“It was a splendidly vivid, cinematic image that I lifted out of my deep memory while I was writing this song. I thought, I wonder if I can write something about that? A blue collar, everyman guy we all see everywhere – working on the railroad or working on the telephone wires or digging holes in the street. I just tried to take an ordinary guy and open him up and say, 'Look there's this great soul, and there's this great aching, and this great loneliness inside this person and we're all like that. We all have this capacity for these huge feelings.”
At the time, country artist Glen Campbell was looking for a song set in a place. Webb sent him an unfinished demo. He hadn’t yet written the third verse. Campbell was so moved to homesickness and tears by the tune that he recorded it before Webb had a chance to finish writing it. The rest, as they say, is history.

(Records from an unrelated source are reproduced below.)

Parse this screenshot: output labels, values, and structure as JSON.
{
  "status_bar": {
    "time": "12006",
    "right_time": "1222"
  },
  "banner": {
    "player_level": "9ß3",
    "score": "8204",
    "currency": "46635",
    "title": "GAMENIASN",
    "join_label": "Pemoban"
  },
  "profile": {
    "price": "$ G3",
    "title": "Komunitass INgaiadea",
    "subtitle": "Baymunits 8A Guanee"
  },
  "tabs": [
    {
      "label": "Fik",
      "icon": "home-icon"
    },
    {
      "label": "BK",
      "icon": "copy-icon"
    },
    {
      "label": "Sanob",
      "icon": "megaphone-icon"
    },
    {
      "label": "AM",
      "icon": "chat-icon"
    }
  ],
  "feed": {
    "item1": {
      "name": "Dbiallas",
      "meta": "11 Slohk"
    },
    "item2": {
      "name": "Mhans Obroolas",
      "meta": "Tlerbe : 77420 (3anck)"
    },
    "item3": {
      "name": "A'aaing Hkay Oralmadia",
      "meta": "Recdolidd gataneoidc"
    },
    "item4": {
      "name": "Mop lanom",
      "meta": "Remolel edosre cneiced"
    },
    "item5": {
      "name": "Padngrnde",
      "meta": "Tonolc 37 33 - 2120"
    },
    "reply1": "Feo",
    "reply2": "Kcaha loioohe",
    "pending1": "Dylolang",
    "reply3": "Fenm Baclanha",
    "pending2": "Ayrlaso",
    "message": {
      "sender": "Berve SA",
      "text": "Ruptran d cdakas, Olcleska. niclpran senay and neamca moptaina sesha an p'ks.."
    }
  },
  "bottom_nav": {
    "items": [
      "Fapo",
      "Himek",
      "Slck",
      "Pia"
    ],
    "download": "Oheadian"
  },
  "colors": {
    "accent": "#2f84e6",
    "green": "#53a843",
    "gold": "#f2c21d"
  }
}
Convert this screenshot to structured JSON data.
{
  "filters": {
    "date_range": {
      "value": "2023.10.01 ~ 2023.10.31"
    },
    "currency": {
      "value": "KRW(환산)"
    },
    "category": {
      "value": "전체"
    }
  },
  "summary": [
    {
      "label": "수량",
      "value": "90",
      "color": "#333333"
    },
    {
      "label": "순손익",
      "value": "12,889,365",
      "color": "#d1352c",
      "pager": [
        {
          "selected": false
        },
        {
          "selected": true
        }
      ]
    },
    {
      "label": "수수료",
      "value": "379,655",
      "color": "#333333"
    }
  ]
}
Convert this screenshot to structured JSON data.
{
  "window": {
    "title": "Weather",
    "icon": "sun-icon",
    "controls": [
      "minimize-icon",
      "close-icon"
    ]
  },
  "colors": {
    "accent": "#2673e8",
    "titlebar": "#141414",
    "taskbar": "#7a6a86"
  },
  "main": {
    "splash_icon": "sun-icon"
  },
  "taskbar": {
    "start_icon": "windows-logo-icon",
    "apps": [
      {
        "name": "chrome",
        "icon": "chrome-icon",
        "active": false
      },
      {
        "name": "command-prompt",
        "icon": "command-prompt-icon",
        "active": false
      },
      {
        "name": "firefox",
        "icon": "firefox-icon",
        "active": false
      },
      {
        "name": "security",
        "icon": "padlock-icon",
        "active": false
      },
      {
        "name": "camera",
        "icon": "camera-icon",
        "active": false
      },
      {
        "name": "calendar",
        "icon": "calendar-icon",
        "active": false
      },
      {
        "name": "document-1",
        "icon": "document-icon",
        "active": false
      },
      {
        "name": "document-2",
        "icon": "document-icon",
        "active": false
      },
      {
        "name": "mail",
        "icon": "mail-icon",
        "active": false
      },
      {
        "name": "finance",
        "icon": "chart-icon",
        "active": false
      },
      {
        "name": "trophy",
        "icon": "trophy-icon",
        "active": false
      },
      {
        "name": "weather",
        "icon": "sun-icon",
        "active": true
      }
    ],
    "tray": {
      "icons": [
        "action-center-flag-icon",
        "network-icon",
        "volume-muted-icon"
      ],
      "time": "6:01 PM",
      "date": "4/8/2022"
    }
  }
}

“Wichita Lineman” is often cited as the first existential country and western song. And in that regard, it is a good barometer to test people with. If they say that country music is just “people singing about their trucks and dogs” you can write them off as a moron, because they’ve never considered the heartbreaking surrealism of this song, (or the Eastern philosophy and quantum theory of The Highwaymen’s “Highwayman” or the Southern Gothic Horror and Lovecraftian weirdness of The Charlie Daniels Band’s “The Legend of Wooley Swamp” or Shooter Jennings’ album-length masterpiece of dystopian science fiction and horror Black Ribbons).
It is country music’s first existential song, but it’s so much more than that, and it achieves these things so simply in just two verses that are layered with hidden meaning and alternate points of view (depending on what the listener reads into it). Just an absolute masterpiece of songwriting.
People who know, know “Wichita Lineman”. Glen Campbell’s version was a massive hit at the time. It is has since become one of the most covered songs in American history, with renditions by Kool and the Gang, Johnny Cash, R.E.M., Urge Overkill, Smokey Robinson, Motorhead, Dwight Yoakam, The Troggs, Waylon Jennings, Willie Nelson, and dozens more.
The best version of the song is Jimmy Webb’s own, which you can listen to here.
But this Guns N’ Roses rendition is way up there for me, and I would dearly love a studio version. I know I’ve got some readers amongst the road crew. How about you guys suggest this for me? ;)
* * *
And that does it for this week. Full house this weekend. Both my stepdaughter and my youngest son are here, and Uncle John Urbancik will be over to visit later today. We’re playing Cards Against Humanity (because at 15, my youngest is now allowed to play it).
As always, I appreciate you being here, and supporting this often times lonely vocation of mine. I hear you whispering through the wires, and I can hear you in the whine. My name is Brian Keene, and I’m still on the line…